--- Extracted material ---

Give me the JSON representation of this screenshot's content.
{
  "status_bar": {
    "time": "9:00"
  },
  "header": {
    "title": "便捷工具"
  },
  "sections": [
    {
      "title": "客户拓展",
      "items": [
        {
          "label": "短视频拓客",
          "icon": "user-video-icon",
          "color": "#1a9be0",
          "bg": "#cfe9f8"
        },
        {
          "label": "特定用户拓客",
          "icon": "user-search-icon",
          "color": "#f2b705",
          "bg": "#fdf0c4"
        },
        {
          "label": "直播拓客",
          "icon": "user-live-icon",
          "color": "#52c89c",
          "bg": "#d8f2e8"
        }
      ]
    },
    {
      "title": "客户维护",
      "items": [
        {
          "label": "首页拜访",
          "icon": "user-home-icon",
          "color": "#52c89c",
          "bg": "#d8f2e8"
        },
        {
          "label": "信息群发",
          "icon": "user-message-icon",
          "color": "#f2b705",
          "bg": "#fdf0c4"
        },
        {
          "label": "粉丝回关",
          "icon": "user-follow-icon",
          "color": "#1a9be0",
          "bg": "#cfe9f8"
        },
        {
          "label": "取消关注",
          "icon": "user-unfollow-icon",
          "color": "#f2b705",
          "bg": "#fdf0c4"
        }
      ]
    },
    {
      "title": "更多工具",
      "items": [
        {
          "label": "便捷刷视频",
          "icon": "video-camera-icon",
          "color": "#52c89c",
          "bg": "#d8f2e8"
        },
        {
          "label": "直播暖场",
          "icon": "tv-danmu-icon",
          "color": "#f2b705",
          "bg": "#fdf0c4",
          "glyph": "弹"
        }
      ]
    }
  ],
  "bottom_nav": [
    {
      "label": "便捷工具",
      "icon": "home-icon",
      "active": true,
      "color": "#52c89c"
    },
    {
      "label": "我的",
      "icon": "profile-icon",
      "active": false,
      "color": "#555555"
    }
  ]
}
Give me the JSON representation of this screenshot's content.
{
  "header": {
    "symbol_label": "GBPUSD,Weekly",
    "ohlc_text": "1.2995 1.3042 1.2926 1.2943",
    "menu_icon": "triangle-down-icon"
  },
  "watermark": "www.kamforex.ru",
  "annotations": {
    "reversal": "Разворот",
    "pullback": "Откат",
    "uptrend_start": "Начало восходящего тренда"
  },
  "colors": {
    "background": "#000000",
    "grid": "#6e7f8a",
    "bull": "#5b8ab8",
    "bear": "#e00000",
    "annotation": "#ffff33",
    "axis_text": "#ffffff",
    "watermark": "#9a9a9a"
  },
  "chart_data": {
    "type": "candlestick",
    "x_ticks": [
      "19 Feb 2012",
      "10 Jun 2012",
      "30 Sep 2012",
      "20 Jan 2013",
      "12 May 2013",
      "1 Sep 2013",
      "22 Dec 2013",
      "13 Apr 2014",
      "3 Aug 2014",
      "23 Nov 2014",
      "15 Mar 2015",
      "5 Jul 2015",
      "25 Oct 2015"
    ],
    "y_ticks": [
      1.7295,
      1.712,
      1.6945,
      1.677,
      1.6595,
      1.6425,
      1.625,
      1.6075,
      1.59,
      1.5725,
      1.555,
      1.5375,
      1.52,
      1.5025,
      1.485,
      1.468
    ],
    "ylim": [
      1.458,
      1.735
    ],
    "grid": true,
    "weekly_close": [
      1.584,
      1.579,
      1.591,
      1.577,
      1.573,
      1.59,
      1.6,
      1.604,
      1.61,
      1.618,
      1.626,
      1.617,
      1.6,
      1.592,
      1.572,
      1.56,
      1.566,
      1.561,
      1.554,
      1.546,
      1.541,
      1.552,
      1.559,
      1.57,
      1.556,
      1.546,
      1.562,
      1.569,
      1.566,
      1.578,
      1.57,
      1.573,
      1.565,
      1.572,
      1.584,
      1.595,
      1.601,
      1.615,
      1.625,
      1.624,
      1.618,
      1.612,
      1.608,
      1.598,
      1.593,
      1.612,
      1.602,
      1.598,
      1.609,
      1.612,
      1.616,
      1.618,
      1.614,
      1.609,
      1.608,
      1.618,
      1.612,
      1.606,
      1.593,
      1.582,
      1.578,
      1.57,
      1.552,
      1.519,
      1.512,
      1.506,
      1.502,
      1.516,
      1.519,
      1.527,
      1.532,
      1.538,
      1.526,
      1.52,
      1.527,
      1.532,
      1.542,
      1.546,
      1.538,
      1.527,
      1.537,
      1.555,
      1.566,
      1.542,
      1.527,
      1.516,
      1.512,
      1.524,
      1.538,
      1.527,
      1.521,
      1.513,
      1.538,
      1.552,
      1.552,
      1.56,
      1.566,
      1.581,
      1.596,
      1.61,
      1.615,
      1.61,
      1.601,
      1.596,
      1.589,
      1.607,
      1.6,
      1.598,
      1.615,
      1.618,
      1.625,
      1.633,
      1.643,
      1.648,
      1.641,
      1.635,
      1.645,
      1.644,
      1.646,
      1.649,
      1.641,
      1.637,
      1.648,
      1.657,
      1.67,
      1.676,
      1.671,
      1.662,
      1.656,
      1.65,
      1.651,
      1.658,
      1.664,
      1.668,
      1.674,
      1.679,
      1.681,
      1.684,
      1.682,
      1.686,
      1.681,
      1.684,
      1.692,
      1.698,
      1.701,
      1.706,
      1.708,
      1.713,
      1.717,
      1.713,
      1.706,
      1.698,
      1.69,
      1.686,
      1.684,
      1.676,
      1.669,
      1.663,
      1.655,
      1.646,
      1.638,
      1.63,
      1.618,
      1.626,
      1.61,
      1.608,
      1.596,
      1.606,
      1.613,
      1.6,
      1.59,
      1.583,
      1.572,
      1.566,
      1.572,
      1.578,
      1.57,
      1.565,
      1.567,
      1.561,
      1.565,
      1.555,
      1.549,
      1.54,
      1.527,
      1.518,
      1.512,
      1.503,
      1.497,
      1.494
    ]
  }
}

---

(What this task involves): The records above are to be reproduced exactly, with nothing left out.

(Result of the task):
Give me the JSON representation of this screenshot's content.
{
  "status_bar": {
    "time": "9:00"
  },
  "header": {
    "title": "便捷工具"
  },
  "sections": [
    {
      "title": "客户拓展",
      "items": [
        {
          "label": "短视频拓客",
          "icon": "user-video-icon",
          "color": "#1a9be0",
          "bg": "#cfe9f8"
        },
        {
          "label": "特定用户拓客",
          "icon": "user-search-icon",
          "color": "#f2b705",
          "bg": "#fdf0c4"
        },
        {
          "label": "直播拓客",
          "icon": "user-live-icon",
          "color": "#52c89c",
          "bg": "#d8f2e8"
        }
      ]
    },
    {
      "title": "客户维护",
      "items": [
        {
          "label": "首页拜访",
          "icon": "user-home-icon",
          "color": "#52c89c",
          "bg": "#d8f2e8"
        },
        {
          "label": "信息群发",
          "icon": "user-message-icon",
          "color": "#f2b705",
          "bg": "#fdf0c4"
        },
        {
          "label": "粉丝回关",
          "icon": "user-follow-icon",
          "color": "#1a9be0",
          "bg": "#cfe9f8"
        },
        {
          "label": "取消关注",
          "icon": "user-unfollow-icon",
          "color": "#f2b705",
          "bg": "#fdf0c4"
        }
      ]
    },
    {
      "title": "更多工具",
      "items": [
        {
          "label": "便捷刷视频",
          "icon": "video-camera-icon",
          "color": "#52c89c",
          "bg": "#d8f2e8"
        },
        {
          "label": "直播暖场",
          "icon": "tv-danmu-icon",
          "color": "#f2b705",
          "bg": "#fdf0c4",
          "glyph": "弹"
        }
      ]
    }
  ],
  "bottom_nav": [
    {
      "label": "便捷工具",
      "icon": "home-icon",
      "active": true,
      "color": "#52c89c"
    },
    {
      "label": "我的",
      "icon": "profile-icon",
      "active": false,
      "color": "#555555"
    }
  ]
}
Give me the JSON representation of this screenshot's content.
{
  "header": {
    "symbol_label": "GBPUSD,Weekly",
    "ohlc_text": "1.2995 1.3042 1.2926 1.2943",
    "menu_icon": "triangle-down-icon"
  },
  "watermark": "www.kamforex.ru",
  "annotations": {
    "reversal": "Разворот",
    "pullback": "Откат",
    "uptrend_start": "Начало восходящего тренда"
  },
  "colors": {
    "background": "#000000",
    "grid": "#6e7f8a",
    "bull": "#5b8ab8",
    "bear": "#e00000",
    "annotation": "#ffff33",
    "axis_text": "#ffffff",
    "watermark": "#9a9a9a"
  },
  "chart_data": {
    "type": "candlestick",
    "x_ticks": [
      "19 Feb 2012",
      "10 Jun 2012",
      "30 Sep 2012",
      "20 Jan 2013",
      "12 May 2013",
      "1 Sep 2013",
      "22 Dec 2013",
      "13 Apr 2014",
      "3 Aug 2014",
      "23 Nov 2014",
      "15 Mar 2015",
      "5 Jul 2015",
      "25 Oct 2015"
    ],
    "y_ticks": [
      1.7295,
      1.712,
      1.6945,
      1.677,
      1.6595,
      1.6425,
      1.625,
      1.6075,
      1.59,
      1.5725,
      1.555,
      1.5375,
      1.52,
      1.5025,
      1.485,
      1.468
    ],
    "ylim": [
      1.458,
      1.735
    ],
    "grid": true,
    "weekly_close": [
      1.584,
      1.579,
      1.591,
      1.577,
      1.573,
      1.59,
      1.6,
      1.604,
      1.61,
      1.618,
      1.626,
      1.617,
      1.6,
      1.592,
      1.572,
      1.56,
      1.566,
      1.561,
      1.554,
      1.546,
      1.541,
      1.552,
      1.559,
      1.57,
      1.556,
      1.546,
      1.562,
      1.569,
      1.566,
      1.578,
      1.57,
      1.573,
      1.565,
      1.572,
      1.584,
      1.595,
      1.601,
      1.615,
      1.625,
      1.624,
      1.618,
      1.612,
      1.608,
      1.598,
      1.593,
      1.612,
      1.602,
      1.598,
      1.609,
      1.612,
      1.616,
      1.618,
      1.614,
      1.609,
      1.608,
      1.618,
      1.612,
      1.606,
      1.593,
      1.582,
      1.578,
      1.57,
      1.552,
      1.519,
      1.512,
      1.506,
      1.502,
      1.516,
      1.519,
      1.527,
      1.532,
      1.538,
      1.526,
      1.52,
      1.527,
      1.532,
      1.542,
      1.546,
      1.538,
      1.527,
      1.537,
      1.555,
      1.566,
      1.542,
      1.527,
      1.516,
      1.512,
      1.524,
      1.538,
      1.527,
      1.521,
      1.513,
      1.538,
      1.552,
      1.552,
      1.56,
      1.566,
      1.581,
      1.596,
      1.61,
      1.615,
      1.61,
      1.601,
      1.596,
      1.589,
      1.607,
      1.6,
      1.598,
      1.615,
      1.618,
      1.625,
      1.633,
      1.643,
      1.648,
      1.641,
      1.635,
      1.645,
      1.644,
      1.646,
      1.649,
      1.641,
      1.637,
      1.648,
      1.657,
      1.67,
      1.676,
      1.671,
      1.662,
      1.656,
      1.65,
      1.651,
      1.658,
      1.664,
      1.668,
      1.674,
      1.679,
      1.681,
      1.684,
      1.682,
      1.686,
      1.681,
      1.684,
      1.692,
      1.698,
      1.701,
      1.706,
      1.708,
      1.713,
      1.717,
      1.713,
      1.706,
      1.698,
      1.69,
      1.686,
      1.684,
      1.676,
      1.669,
      1.663,
      1.655,
      1.646,
      1.638,
      1.63,
      1.618,
      1.626,
      1.61,
      1.608,
      1.596,
      1.606,
      1.613,
      1.6,
      1.59,
      1.583,
      1.572,
      1.566,
      1.572,
      1.578,
      1.57,
      1.565,
      1.567,
      1.561,
      1.565,
      1.555,
      1.549,
      1.54,
      1.527,
      1.518,
      1.512,
      1.503,
      1.497,
      1.494
    ]
  }
}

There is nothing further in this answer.